Translating the open guard jargon has become a recent mission of Adem Redzovic. A Brazilian Jiu Jitsu black belt, Adem teaches at Team Redzovic in Chicago, IL and is my original BJJ instructor. Adem, and his brother and teacher, Eddie Redzovic were the first Americans to start a Gracie Barra school, and they have since become an independent based out of Chicago.
In the video above Adem breaks open guard success down to six principles:
1. Be the One to Open the Guard
Whoever opens the guard is winning the battle by taking the initiative. If the guard player opens the guard, he or she will be able to establish the open guard of their choice, if the guard passer opens the guard then the guard pass is already under way.
2. Maintain Four Points of Contact
Remember the guard is about controlling the movement of the guard passer, and any open guard variation that you may want to play it will require four points of contact with the top player. Each limb of the guard player should be doing something in the open guard, otherwise the top player is likely going to pass.
3. The Feet are your First Line of Defense
One of the big benefits of the guard is that it helps prevent top pressure, allowing the bottom fighter to move their hips, make angles, and breathe. The first defense against that pressure in open guard is your feet, either with De la Riva hooks, Spider guard, or lasso grips.
4. The Knees are the Second Line of Defense
After an opponent has passed the feet, the knees become the guard player's next defense against pressure and method of creating space to move.
5. Third Line of Defense is Defensive Positioning
If an opponent is passing by the knees, don't fight a losing battle and up flattened on your back. Take the initiative again and transition to a strong defensive position, such as a fully established half guard.
6. Don't Be Afraid to Reset
Sweeping or submitting from the guard against a similarly skilled opponent is work, don't expect it to be easy or quick. So don't be adverse to going back to square one and starting over, be it the original open guard, a different open guard, or the closed guard. That can actually be rather demoralizing for some guard passers.

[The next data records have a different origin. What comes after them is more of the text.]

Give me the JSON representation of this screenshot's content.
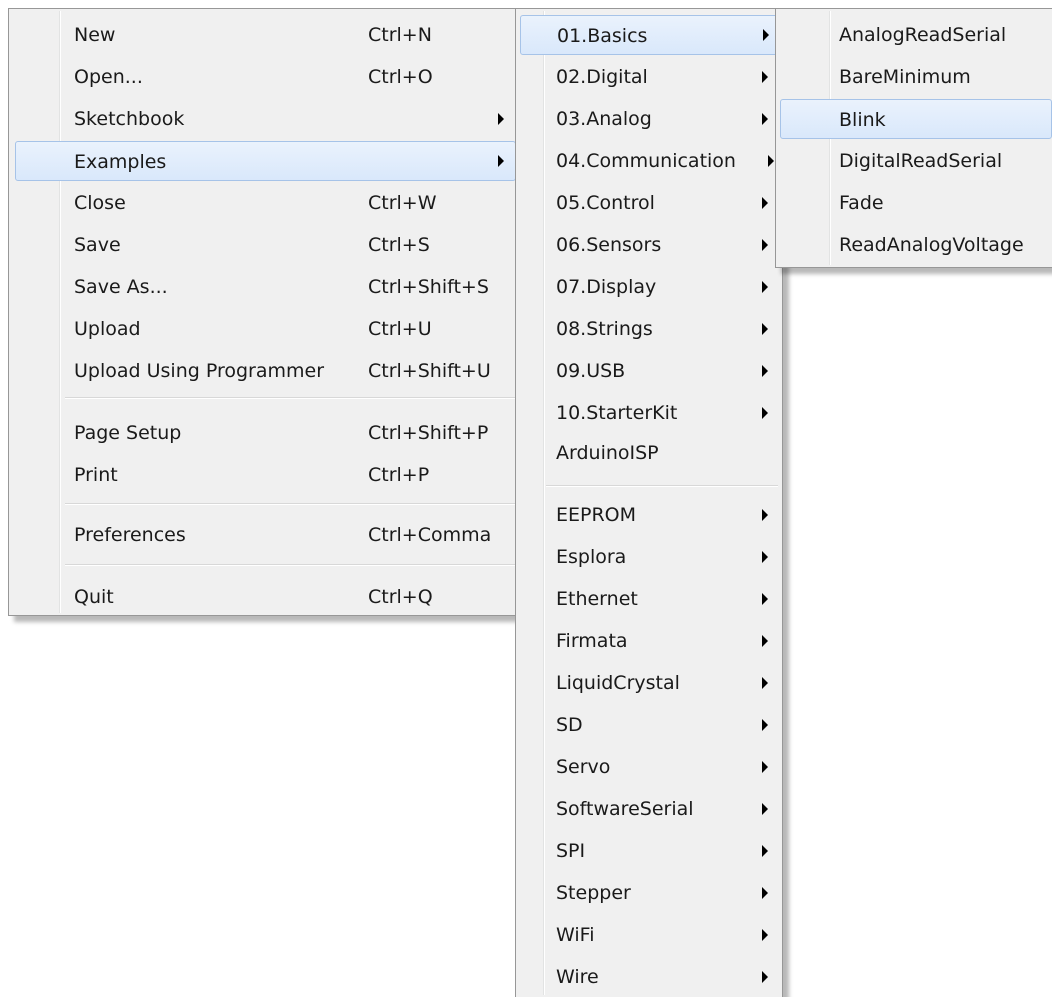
{
  "file_menu": {
    "items": [
      {
        "label": "New",
        "shortcut": "Ctrl+N"
      },
      {
        "label": "Open...",
        "shortcut": "Ctrl+O"
      },
      {
        "label": "Sketchbook",
        "shortcut": ""
      },
      {
        "label": "Examples",
        "shortcut": ""
      },
      {
        "label": "Close",
        "shortcut": "Ctrl+W"
      },
      {
        "label": "Save",
        "shortcut": "Ctrl+S"
      },
      {
        "label": "Save As...",
        "shortcut": "Ctrl+Shift+S"
      },
      {
        "label": "Upload",
        "shortcut": "Ctrl+U"
      },
      {
        "label": "Upload Using Programmer",
        "shortcut": "Ctrl+Shift+U"
      },
      {
        "label": "Page Setup",
        "shortcut": "Ctrl+Shift+P"
      },
      {
        "label": "Print",
        "shortcut": "Ctrl+P"
      },
      {
        "label": "Preferences",
        "shortcut": "Ctrl+Comma"
      },
      {
        "label": "Quit",
        "shortcut": "Ctrl+Q"
      }
    ]
  },
  "examples_menu": {
    "items": [
      {
        "label": "01.Basics"
      },
      {
        "label": "02.Digital"
      },
      {
        "label": "03.Analog"
      },
      {
        "label": "04.Communication"
      },
      {
        "label": "05.Control"
      },
      {
        "label": "06.Sensors"
      },
      {
        "label": "07.Display"
      },
      {
        "label": "08.Strings"
      },
      {
        "label": "09.USB"
      },
      {
        "label": "10.StarterKit"
      },
      {
        "label": "ArduinoISP"
      },
      {
        "label": "EEPROM"
      },
      {
        "label": "Esplora"
      },
      {
        "label": "Ethernet"
      },
      {
        "label": "Firmata"
      },
      {
        "label": "LiquidCrystal"
      },
      {
        "label": "SD"
      },
      {
        "label": "Servo"
      },
      {
        "label": "SoftwareSerial"
      },
      {
        "label": "SPI"
      },
      {
        "label": "Stepper"
      },
      {
        "label": "WiFi"
      },
      {
        "label": "Wire"
      }
    ]
  },
  "basics_menu": {
    "items": [
      {
        "label": "AnalogReadSerial"
      },
      {
        "label": "BareMinimum"
      },
      {
        "label": "Blink"
      },
      {
        "label": "DigitalReadSerial"
      },
      {
        "label": "Fade"
      },
      {
        "label": "ReadAnalogVoltage"
      }
    ]
  }
}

Hope you find this video helpful, and remember these same concepts can be applied when passing the open guard also. Adem is also working on a video specifically for an Advanced Class piece, so keep your eyes peeled for that.